Helping Teens Tell Their Stories in the Midst of COVID-19
October 7, 2020
The following post is part of a series springing from the Cooney Center’s joint initiative with the Corporation for Public Broadcasting, By/With/For Youth: Inspiring Next Gen Public Media Audiences. This is a project aimed at exploring the role of public media in the lives of young people by taking stock of the current landscape and imagining a future that public media can build alongside teens and tweens. With that in mind, we are inviting public media practitioners who are already experimenting and exploring with young audiences to reflect on their experiences and share their perspectives. We hope these posts will spark conversation, provide direction and resources, and raise up examples of the innovative work that public media stations across the country are creating to engage the next generation.
I started 2020 with a plan. Didn’t we all? For the first time in more than 20 years the youth media program I run, WNYC’s Radio Rookies, would turn its attention away from New York City and out into the country. We planned to help young people document what was at stake for them in the 2020 election, running their stories on NPR and locally on WNYC Radio. We partnered with YR Media in California and recruited a group of 13 correspondents from nine states who were all going to fly to New York City in the middle of March for an intensive reporting and media training. We planned to go bowling with them in Times Square. Remember bowling?
When everything shut down, we continued to work with our group in the 18-to-29 Now project. But as New York became the epicenter of a global pandemic, I felt like Radio Rookies had to help young people describe and document their experiences. I kept picturing NYC’s more than a million public school kids at home, unmoored by the loss of school and community connection, and I wanted to hear their voices, especially when the world outside felt so quiet. One of the strengths of working in audio is the ability to send out relatively inexpensive equipment that is simple to train teenagers on. Filming can often make subjects feel self-conscious, while audio is a less intrusive medium that lends itself well to the first-person documentary. We were uniquely positioned to help document the experiences of young people in New York.
So I reached out to Global Kids, a youth development group in New York, to see if they wanted to partner with us and to help connect us with teenagers who might want to create audio documentaries about what was happening around them. We held an open house on Zoom for students from William Cullen Bryant High School in Astoria, Queens. Within weeks we had shipped equipment out to a group of students and were working with them to identify what they would report on. At Radio Rookies, we don’t assign stories. Instead, we take the time to get to know students and then guide them through a process of selecting a story topic that they’re genuinely interested in— something they have unique access and insight into. Together we zeroed in on areas where the virus has deeply affected young people: education, health, mental health, and economics.

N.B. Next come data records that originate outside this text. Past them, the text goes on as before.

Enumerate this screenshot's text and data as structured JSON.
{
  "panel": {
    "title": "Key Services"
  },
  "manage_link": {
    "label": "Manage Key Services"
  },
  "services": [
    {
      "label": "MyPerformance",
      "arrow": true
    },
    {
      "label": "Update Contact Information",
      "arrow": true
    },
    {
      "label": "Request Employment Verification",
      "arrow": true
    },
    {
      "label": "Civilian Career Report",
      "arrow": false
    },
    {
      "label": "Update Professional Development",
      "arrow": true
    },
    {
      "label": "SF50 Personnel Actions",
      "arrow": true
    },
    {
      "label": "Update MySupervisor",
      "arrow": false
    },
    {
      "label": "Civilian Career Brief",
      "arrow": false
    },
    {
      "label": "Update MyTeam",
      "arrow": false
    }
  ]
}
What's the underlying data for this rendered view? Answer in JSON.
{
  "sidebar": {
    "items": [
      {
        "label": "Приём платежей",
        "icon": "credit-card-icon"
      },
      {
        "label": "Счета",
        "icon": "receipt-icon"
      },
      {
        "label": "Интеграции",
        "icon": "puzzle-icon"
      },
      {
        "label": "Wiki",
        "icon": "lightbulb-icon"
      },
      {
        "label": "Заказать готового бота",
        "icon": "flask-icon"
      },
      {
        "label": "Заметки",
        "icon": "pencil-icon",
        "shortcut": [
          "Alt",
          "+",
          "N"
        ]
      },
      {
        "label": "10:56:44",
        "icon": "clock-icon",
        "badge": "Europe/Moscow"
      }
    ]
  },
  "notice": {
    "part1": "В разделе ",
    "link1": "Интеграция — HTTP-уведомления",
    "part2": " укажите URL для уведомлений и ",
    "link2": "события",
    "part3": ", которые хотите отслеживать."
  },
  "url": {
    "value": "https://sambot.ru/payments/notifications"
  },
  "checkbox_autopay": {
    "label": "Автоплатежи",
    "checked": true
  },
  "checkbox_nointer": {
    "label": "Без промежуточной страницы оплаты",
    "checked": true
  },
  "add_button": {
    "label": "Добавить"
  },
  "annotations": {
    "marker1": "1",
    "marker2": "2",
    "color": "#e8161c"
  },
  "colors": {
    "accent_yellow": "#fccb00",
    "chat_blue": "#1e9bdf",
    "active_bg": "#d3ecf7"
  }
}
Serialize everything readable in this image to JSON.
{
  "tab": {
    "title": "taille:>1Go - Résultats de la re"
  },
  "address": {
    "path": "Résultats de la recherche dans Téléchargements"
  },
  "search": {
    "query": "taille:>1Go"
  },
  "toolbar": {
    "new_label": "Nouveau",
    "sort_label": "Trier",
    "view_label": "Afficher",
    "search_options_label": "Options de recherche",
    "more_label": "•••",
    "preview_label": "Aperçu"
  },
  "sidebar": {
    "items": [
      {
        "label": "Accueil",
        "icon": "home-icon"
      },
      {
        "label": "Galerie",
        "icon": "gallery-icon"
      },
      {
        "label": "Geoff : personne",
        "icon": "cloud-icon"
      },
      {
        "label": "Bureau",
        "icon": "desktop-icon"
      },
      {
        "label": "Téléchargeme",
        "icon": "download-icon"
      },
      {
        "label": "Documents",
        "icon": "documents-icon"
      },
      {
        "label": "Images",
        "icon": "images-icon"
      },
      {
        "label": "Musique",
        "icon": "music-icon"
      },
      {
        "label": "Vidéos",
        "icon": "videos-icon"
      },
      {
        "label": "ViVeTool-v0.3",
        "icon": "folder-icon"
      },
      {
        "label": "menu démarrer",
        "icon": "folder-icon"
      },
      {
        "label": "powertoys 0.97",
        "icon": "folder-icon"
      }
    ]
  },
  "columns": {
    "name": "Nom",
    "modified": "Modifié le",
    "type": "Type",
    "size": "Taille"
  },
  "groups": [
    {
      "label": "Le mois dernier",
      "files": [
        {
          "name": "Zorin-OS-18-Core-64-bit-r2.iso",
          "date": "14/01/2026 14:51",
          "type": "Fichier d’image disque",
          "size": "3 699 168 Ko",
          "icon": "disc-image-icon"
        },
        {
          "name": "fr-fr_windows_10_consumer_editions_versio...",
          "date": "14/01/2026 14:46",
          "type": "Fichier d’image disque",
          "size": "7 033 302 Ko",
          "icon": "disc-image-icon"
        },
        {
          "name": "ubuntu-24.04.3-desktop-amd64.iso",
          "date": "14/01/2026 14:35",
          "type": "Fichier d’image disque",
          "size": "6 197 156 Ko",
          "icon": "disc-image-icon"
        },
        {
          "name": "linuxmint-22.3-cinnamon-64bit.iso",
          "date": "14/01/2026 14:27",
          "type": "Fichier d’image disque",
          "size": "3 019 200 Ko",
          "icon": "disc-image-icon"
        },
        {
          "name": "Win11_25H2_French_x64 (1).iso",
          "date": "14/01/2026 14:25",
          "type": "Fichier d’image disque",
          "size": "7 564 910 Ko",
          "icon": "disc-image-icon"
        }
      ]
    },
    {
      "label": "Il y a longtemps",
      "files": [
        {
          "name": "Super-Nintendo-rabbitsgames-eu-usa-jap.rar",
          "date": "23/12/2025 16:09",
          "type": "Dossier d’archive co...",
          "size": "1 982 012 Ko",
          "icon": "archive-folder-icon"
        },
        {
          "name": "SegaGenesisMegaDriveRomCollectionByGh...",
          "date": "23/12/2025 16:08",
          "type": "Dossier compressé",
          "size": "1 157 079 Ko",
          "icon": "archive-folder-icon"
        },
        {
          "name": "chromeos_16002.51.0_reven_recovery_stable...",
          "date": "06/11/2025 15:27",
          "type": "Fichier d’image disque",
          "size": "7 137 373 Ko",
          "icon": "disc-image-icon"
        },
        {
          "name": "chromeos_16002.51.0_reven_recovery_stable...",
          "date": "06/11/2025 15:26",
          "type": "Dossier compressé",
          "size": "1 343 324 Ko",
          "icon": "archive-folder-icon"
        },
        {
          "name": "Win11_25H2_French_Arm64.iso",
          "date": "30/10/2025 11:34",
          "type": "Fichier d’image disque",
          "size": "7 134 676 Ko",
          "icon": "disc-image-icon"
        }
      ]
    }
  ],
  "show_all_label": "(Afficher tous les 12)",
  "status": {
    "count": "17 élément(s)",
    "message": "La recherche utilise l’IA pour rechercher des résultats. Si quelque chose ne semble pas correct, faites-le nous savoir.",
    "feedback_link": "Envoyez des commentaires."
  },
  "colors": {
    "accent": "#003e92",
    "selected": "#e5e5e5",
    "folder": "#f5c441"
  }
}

For example, I began working with Daniel, a senior in high school, who had a job at 7-Eleven before the pandemic shut everything down. Daniel likes math, wakes up at 4:00 AM, and loves a good inspirational quote—he’s a quirky and hilarious teenager. When he was employed, he usually gave his mom about $50 a week, and now she was struggling to keep up with groceries and the bills without that extra cash. COVID-19 had changed his family’s circumstances, but what was the story he was reporting? Through a series of production meetings, it became clear that Daniel and his mom argued about money, and that he felt torn between incredible pressure to help support his family and his desire to focus on his education and future. Meanwhile, his mother worried about providing. Being poor was difficult enough, but the pandemic made a tough situation even worse, exacerbating tensions that existed before the virus.
Over the next few months, Daniel recorded interviews with his mom and his grandparents, he recorded himself delivering food, he made audio diaries about trying to organize his time and heading out to look for deals on toiletries. He would upload his audio and we’d listen together, teasing out his and his mom’s perspectives. Then we wrote and talked and wrote some more. Daniel’s story will air locally this month on WNYC Radio during Morning Edition and All Things Considered. The story is a detailed, first-person account of job loss (New York City’s unemployment rate climbed to over 20% in June and July) and food insecurity (the number of food-insecure households in New York City has nearly doubled to 2 million, due to COVID) while graduating high school and starting college in the midst of a pandemic.
Conversations about how to best educate kids during a pandemic or how to help prevent evictions during the related economic crisis understandably focus on the health, science, and politics that drive decision-making. In that, we often lose out on hearing the smallest and most vulnerable voices, those of kids. I’ve never felt more strongly the importance of the mission of Radio Rookies and youth media more broadly. I hope that as the months grind on, we continue to listen to what young people tell us about their hopes and fears during this unprecedented time.